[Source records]
BEGIN

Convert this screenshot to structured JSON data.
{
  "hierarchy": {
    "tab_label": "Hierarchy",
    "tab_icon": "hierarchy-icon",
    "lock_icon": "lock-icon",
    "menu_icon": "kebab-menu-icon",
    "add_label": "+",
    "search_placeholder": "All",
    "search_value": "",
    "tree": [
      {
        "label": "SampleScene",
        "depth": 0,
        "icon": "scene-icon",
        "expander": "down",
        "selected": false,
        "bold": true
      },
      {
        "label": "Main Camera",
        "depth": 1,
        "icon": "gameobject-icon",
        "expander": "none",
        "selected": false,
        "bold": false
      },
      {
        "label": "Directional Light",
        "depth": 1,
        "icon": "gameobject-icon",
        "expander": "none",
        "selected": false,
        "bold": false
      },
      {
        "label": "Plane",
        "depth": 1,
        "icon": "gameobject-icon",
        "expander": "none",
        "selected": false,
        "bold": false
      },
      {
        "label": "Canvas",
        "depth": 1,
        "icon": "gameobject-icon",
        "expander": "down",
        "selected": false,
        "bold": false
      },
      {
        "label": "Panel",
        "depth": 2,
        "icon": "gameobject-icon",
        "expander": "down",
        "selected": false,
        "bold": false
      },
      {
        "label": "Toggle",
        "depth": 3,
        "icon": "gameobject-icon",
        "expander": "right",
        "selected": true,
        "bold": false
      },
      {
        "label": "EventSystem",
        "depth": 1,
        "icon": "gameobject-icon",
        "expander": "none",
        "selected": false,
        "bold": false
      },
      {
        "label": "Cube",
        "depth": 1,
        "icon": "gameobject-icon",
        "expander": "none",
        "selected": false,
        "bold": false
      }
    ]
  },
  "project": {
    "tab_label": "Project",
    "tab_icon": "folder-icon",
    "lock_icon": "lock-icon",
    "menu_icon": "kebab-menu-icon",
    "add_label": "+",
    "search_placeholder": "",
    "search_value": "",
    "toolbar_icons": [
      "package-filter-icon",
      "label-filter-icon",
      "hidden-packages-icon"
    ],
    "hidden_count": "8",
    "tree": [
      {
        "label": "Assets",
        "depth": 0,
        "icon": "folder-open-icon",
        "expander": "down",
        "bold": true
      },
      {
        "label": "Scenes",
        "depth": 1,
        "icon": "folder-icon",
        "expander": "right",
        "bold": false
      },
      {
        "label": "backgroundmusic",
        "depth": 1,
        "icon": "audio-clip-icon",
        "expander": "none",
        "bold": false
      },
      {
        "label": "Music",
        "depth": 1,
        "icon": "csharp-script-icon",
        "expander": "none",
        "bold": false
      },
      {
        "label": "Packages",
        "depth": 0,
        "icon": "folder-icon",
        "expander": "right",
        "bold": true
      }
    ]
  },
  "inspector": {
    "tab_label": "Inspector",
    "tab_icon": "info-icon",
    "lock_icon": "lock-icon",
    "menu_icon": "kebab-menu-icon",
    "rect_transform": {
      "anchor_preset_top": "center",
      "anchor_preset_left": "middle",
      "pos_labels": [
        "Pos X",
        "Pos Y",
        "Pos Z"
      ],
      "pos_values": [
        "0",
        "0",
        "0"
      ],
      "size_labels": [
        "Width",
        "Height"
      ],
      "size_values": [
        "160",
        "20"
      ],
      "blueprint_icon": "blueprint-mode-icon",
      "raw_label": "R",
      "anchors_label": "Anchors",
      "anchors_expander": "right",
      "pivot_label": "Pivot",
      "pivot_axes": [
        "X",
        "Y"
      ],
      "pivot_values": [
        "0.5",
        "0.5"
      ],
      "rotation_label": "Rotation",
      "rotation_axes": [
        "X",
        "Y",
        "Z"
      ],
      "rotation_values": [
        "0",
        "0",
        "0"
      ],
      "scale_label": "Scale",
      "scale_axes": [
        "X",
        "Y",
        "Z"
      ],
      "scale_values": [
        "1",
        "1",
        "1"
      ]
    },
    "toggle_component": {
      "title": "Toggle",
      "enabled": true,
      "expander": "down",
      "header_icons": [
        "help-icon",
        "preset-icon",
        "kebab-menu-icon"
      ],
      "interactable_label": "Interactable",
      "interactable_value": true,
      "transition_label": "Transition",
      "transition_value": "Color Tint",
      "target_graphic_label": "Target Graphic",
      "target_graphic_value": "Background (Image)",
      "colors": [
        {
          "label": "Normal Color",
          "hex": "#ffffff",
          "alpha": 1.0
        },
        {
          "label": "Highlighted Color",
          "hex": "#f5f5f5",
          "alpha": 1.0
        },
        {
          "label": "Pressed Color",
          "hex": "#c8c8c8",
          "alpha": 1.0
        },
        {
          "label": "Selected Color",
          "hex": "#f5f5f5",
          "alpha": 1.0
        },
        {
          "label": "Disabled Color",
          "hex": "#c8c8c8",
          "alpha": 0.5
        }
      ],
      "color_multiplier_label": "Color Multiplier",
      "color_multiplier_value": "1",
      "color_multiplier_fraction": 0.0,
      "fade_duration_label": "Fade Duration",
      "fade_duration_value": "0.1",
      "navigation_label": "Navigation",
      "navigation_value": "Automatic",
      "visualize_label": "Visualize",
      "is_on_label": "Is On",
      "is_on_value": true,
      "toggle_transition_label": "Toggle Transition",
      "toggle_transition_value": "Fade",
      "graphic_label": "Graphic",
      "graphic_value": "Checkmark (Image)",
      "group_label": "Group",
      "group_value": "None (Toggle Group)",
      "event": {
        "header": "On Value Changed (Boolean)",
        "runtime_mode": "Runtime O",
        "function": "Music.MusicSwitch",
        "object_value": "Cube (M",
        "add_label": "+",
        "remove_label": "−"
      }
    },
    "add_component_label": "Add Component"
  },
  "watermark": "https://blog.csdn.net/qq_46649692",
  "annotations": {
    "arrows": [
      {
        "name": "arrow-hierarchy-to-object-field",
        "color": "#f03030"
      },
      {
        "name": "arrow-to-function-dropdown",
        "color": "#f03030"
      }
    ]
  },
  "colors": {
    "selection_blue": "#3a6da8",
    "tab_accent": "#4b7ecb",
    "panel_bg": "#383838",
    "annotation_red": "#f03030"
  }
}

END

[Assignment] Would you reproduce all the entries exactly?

[Solved exercise]
Convert this screenshot to structured JSON data.
{
  "hierarchy": {
    "tab_label": "Hierarchy",
    "tab_icon": "hierarchy-icon",
    "lock_icon": "lock-icon",
    "menu_icon": "kebab-menu-icon",
    "add_label": "+",
    "search_placeholder": "All",
    "search_value": "",
    "tree": [
      {
        "label": "SampleScene",
        "depth": 0,
        "icon": "scene-icon",
        "expander": "down",
        "selected": false,
        "bold": true
      },
      {
        "label": "Main Camera",
        "depth": 1,
        "icon": "gameobject-icon",
        "expander": "none",
        "selected": false,
        "bold": false
      },
      {
        "label": "Directional Light",
        "depth": 1,
        "icon": "gameobject-icon",
        "expander": "none",
        "selected": false,
        "bold": false
      },
      {
        "label": "Plane",
        "depth": 1,
        "icon": "gameobject-icon",
        "expander": "none",
        "selected": false,
        "bold": false
      },
      {
        "label": "Canvas",
        "depth": 1,
        "icon": "gameobject-icon",
        "expander": "down",
        "selected": false,
        "bold": false
      },
      {
        "label": "Panel",
        "depth": 2,
        "icon": "gameobject-icon",
        "expander": "down",
        "selected": false,
        "bold": false
      },
      {
        "label": "Toggle",
        "depth": 3,
        "icon": "gameobject-icon",
        "expander": "right",
        "selected": true,
        "bold": false
      },
      {
        "label": "EventSystem",
        "depth": 1,
        "icon": "gameobject-icon",
        "expander": "none",
        "selected": false,
        "bold": false
      },
      {
        "label": "Cube",
        "depth": 1,
        "icon": "gameobject-icon",
        "expander": "none",
        "selected": false,
        "bold": false
      }
    ]
  },
  "project": {
    "tab_label": "Project",
    "tab_icon": "folder-icon",
    "lock_icon": "lock-icon",
    "menu_icon": "kebab-menu-icon",
    "add_label": "+",
    "search_placeholder": "",
    "search_value": "",
    "toolbar_icons": [
      "package-filter-icon",
      "label-filter-icon",
      "hidden-packages-icon"
    ],
    "hidden_count": "8",
    "tree": [
      {
        "label": "Assets",
        "depth": 0,
        "icon": "folder-open-icon",
        "expander": "down",
        "bold": true
      },
      {
        "label": "Scenes",
        "depth": 1,
        "icon": "folder-icon",
        "expander": "right",
        "bold": false
      },
      {
        "label": "backgroundmusic",
        "depth": 1,
        "icon": "audio-clip-icon",
        "expander": "none",
        "bold": false
      },
      {
        "label": "Music",
        "depth": 1,
        "icon": "csharp-script-icon",
        "expander": "none",
        "bold": false
      },
      {
        "label": "Packages",
        "depth": 0,
        "icon": "folder-icon",
        "expander": "right",
        "bold": true
      }
    ]
  },
  "inspector": {
    "tab_label": "Inspector",
    "tab_icon": "info-icon",
    "lock_icon": "lock-icon",
    "menu_icon": "kebab-menu-icon",
    "rect_transform": {
      "anchor_preset_top": "center",
      "anchor_preset_left": "middle",
      "pos_labels": [
        "Pos X",
        "Pos Y",
        "Pos Z"
      ],
      "pos_values": [
        "0",
        "0",
        "0"
      ],
      "size_labels": [
        "Width",
        "Height"
      ],
      "size_values": [
        "160",
        "20"
      ],
      "blueprint_icon": "blueprint-mode-icon",
      "raw_label": "R",
      "anchors_label": "Anchors",
      "anchors_expander": "right",
      "pivot_label": "Pivot",
      "pivot_axes": [
        "X",
        "Y"
      ],
      "pivot_values": [
        "0.5",
        "0.5"
      ],
      "rotation_label": "Rotation",
      "rotation_axes": [
        "X",
        "Y",
        "Z"
      ],
      "rotation_values": [
        "0",
        "0",
        "0"
      ],
      "scale_label": "Scale",
      "scale_axes": [
        "X",
        "Y",
        "Z"
      ],
      "scale_values": [
        "1",
        "1",
        "1"
      ]
    },
    "toggle_component": {
      "title": "Toggle",
      "enabled": true,
      "expander": "down",
      "header_icons": [
        "help-icon",
        "preset-icon",
        "kebab-menu-icon"
      ],
      "interactable_label": "Interactable",
      "interactable_value": true,
      "transition_label": "Transition",
      "transition_value": "Color Tint",
      "target_graphic_label": "Target Graphic",
      "target_graphic_value": "Background (Image)",
      "colors": [
        {
          "label": "Normal Color",
          "hex": "#ffffff",
          "alpha": 1.0
        },
        {
          "label": "Highlighted Color",
          "hex": "#f5f5f5",
          "alpha": 1.0
        },
        {
          "label": "Pressed Color",
          "hex": "#c8c8c8",
          "alpha": 1.0
        },
        {
          "label": "Selected Color",
          "hex": "#f5f5f5",
          "alpha": 1.0
        },
        {
          "label": "Disabled Color",
          "hex": "#c8c8c8",
          "alpha": 0.5
        }
      ],
      "color_multiplier_label": "Color Multiplier",
      "color_multiplier_value": "1",
      "color_multiplier_fraction": 0.0,
      "fade_duration_label": "Fade Duration",
      "fade_duration_value": "0.1",
      "navigation_label": "Navigation",
      "navigation_value": "Automatic",
      "visualize_label": "Visualize",
      "is_on_label": "Is On",
      "is_on_value": true,
      "toggle_transition_label": "Toggle Transition",
      "toggle_transition_value": "Fade",
      "graphic_label": "Graphic",
      "graphic_value": "Checkmark (Image)",
      "group_label": "Group",
      "group_value": "None (Toggle Group)",
      "event": {
        "header": "On Value Changed (Boolean)",
        "runtime_mode": "Runtime O",
        "function": "Music.MusicSwitch",
        "object_value": "Cube (M",
        "add_label": "+",
        "remove_label": "−"
      }
    },
    "add_component_label": "Add Component"
  },
  "watermark": "https://blog.csdn.net/qq_46649692",
  "annotations": {
    "arrows": [
      {
        "name": "arrow-hierarchy-to-object-field",
        "color": "#f03030"
      },
      {
        "name": "arrow-to-function-dropdown",
        "color": "#f03030"
      }
    ]
  },
  "colors": {
    "selection_blue": "#3a6da8",
    "tab_accent": "#4b7ecb",
    "panel_bg": "#383838",
    "annotation_red": "#f03030"
  }
}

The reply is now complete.